ACTION ITEM -
Lines below containing the word "horizontal" should be copied out.

EXCERPTED RECORDS -
☆ ☆ ☆ ☆
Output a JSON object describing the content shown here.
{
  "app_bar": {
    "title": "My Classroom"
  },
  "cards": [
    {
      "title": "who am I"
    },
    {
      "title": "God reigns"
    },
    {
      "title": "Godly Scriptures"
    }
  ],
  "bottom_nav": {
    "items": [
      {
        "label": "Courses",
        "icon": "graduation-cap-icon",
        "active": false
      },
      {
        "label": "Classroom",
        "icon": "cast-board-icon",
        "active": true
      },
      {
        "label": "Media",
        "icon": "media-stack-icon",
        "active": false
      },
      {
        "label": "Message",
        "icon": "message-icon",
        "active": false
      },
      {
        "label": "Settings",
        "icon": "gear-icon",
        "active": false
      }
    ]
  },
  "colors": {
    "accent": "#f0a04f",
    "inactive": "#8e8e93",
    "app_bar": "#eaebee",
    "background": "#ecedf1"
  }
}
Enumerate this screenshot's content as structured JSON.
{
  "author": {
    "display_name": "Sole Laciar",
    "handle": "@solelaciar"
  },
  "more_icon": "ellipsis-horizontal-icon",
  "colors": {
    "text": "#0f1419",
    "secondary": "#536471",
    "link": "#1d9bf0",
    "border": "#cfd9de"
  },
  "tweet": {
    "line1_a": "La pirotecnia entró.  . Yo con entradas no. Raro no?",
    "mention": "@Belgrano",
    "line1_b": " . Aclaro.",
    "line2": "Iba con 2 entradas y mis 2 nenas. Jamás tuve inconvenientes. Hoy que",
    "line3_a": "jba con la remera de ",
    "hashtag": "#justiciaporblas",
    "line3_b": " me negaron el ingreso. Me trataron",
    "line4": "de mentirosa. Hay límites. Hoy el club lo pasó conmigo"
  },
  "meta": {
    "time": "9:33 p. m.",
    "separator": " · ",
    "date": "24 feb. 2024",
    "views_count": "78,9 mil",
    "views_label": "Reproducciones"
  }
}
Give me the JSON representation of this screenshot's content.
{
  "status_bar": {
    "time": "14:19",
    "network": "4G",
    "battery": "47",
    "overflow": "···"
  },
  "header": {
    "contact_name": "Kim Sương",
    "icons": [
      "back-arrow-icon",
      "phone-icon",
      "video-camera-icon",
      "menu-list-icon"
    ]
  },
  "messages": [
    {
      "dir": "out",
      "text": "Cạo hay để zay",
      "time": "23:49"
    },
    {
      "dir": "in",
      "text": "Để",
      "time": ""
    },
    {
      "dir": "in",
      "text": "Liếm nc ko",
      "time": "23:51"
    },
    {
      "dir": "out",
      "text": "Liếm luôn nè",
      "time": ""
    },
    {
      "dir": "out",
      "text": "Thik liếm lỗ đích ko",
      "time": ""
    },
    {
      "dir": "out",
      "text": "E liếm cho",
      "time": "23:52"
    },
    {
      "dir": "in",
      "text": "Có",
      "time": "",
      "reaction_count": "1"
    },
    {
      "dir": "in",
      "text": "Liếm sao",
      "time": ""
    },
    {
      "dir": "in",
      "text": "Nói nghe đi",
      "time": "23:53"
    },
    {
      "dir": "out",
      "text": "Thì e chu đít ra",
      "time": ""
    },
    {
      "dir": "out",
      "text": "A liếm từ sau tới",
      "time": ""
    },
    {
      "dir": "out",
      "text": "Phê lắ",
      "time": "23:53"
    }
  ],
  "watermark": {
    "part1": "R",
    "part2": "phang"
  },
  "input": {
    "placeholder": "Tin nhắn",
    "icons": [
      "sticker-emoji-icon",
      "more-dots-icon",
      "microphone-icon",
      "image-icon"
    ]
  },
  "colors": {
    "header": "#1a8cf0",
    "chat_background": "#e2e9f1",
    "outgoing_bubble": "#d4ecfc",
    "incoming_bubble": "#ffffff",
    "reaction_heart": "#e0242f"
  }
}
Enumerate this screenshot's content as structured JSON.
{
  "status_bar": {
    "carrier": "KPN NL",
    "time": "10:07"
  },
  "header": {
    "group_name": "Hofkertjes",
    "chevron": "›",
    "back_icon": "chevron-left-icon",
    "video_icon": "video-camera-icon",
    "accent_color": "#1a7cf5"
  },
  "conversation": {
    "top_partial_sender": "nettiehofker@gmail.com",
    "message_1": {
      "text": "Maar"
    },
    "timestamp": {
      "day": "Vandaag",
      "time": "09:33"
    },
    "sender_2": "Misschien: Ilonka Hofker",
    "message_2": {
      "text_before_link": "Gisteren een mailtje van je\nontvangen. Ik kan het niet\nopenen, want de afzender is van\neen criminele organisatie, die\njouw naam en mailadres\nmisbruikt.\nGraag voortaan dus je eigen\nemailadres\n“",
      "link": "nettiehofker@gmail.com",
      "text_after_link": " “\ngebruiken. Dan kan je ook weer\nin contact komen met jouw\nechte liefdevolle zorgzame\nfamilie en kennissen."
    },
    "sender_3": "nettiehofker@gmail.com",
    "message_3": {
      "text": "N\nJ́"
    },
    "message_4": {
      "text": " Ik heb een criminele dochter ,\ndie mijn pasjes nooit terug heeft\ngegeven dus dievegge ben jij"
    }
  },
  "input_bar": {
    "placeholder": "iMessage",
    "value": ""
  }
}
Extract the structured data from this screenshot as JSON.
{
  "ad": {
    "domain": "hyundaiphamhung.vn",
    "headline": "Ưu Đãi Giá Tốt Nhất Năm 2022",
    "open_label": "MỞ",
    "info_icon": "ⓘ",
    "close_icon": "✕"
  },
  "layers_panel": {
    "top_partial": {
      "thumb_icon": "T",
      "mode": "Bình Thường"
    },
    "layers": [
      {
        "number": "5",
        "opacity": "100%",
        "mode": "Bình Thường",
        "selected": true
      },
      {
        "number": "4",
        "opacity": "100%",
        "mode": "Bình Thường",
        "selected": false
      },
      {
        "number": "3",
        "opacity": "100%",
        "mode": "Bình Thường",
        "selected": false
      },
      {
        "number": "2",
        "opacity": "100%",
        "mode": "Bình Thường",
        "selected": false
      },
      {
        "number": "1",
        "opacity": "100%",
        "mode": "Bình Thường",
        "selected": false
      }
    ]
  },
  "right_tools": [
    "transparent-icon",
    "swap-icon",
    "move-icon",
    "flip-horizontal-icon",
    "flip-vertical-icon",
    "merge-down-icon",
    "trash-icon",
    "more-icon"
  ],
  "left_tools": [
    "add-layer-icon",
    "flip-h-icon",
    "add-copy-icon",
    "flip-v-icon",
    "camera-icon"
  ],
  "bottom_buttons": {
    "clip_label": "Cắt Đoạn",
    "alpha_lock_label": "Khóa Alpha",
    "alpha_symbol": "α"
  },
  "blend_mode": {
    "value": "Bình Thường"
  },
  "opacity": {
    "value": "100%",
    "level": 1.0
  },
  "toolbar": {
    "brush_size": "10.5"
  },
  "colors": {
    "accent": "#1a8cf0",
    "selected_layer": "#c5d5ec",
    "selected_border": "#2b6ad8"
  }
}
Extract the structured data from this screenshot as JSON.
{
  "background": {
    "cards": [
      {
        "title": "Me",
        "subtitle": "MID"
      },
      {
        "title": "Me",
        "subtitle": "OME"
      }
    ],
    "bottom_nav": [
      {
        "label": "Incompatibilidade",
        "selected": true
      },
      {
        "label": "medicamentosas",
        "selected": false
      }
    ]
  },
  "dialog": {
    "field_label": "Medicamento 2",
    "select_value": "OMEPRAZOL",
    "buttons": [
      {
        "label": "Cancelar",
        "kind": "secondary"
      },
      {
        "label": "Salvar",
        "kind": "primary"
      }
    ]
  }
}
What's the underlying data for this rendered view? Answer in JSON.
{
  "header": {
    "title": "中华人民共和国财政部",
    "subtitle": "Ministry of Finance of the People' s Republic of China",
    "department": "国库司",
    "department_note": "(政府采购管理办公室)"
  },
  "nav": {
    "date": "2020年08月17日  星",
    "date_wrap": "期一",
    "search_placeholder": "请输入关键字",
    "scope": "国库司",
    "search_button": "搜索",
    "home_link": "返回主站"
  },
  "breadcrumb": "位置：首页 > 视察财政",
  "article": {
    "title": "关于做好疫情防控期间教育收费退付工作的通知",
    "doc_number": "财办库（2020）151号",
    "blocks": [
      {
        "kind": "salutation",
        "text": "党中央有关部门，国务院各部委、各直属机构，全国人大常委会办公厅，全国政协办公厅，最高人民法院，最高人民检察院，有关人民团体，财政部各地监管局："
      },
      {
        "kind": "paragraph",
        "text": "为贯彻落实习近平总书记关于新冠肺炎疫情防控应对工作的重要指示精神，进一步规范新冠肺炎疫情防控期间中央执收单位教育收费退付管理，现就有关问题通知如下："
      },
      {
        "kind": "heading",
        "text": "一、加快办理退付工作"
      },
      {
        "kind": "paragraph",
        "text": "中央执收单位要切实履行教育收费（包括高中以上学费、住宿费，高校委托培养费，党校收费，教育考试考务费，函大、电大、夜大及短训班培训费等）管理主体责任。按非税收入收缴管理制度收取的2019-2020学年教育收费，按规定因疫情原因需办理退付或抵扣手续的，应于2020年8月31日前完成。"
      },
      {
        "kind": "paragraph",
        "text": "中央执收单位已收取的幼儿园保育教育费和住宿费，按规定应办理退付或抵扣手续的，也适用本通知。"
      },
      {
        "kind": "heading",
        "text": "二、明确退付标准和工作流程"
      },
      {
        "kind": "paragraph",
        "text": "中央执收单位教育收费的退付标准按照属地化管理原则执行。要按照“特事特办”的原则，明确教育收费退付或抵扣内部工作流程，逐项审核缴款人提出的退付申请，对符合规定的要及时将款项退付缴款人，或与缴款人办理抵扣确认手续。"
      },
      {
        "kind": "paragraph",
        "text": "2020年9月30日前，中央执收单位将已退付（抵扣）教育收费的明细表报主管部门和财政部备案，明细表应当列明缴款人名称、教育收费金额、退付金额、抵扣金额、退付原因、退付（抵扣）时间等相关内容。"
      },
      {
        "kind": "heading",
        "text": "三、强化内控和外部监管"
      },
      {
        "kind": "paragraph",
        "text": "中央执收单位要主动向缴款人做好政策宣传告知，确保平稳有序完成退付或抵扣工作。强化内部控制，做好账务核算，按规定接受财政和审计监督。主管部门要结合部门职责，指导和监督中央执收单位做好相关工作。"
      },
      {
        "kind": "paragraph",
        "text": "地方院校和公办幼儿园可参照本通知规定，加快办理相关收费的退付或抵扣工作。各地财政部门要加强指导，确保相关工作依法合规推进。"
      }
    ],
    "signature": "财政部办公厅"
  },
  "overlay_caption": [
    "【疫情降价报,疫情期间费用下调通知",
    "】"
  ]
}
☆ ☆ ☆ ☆
RESULT OF THE TASK -
  "more_icon": "ellipsis-horizontal-icon",
    "flip-horizontal-icon",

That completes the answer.